**What needs to be done:** Each line in the records below that has the word "this" should be copied.

BEGIN

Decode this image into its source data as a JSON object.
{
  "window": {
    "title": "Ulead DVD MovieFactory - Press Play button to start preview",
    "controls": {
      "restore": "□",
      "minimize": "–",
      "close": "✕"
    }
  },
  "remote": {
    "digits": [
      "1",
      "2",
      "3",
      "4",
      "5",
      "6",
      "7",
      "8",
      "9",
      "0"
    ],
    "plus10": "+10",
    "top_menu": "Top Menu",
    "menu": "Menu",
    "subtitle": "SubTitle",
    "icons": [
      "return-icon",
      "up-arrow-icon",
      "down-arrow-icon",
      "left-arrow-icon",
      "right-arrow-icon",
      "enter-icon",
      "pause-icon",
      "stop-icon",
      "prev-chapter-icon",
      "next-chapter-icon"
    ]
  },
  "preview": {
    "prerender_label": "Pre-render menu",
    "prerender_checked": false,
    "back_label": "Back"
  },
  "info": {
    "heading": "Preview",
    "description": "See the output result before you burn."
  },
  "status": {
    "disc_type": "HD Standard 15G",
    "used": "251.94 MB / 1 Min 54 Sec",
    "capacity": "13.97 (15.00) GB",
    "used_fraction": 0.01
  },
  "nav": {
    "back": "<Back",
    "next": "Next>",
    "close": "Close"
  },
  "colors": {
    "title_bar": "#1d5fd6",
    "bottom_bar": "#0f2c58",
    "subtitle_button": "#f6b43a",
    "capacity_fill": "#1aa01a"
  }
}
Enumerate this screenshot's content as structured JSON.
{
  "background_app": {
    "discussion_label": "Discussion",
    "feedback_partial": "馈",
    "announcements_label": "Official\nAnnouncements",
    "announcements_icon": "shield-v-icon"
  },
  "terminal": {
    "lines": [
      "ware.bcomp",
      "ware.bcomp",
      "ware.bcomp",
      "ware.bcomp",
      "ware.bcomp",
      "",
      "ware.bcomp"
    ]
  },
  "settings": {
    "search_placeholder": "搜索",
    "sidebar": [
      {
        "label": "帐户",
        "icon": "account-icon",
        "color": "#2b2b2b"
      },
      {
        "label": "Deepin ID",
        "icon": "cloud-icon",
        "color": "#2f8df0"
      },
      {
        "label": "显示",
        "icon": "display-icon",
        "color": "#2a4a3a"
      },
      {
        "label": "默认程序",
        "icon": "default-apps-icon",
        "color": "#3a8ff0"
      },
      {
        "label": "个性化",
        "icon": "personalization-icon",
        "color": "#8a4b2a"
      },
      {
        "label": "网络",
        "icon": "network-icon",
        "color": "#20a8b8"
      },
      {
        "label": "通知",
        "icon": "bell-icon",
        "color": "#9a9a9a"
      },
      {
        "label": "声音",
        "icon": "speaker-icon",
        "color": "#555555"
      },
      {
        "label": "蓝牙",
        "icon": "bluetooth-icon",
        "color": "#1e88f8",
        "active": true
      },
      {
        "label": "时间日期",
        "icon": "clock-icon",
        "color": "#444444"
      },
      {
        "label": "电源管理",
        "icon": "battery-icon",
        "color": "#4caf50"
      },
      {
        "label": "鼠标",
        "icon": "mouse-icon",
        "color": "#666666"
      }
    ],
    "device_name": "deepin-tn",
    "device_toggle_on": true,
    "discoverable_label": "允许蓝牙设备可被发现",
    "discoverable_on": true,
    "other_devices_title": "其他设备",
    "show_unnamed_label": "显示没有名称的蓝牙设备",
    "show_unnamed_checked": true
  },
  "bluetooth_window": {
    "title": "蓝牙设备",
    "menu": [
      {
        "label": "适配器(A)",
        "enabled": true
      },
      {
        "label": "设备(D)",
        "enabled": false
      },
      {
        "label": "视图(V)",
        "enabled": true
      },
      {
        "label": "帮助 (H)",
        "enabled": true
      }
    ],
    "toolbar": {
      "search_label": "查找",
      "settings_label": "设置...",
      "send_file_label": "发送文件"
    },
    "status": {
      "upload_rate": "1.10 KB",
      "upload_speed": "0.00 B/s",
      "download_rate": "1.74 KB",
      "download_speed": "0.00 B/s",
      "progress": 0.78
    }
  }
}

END

**Solution to the exercise:**
Decode this image into its source data as a JSON object.
Enumerate this screenshot's content as structured JSON.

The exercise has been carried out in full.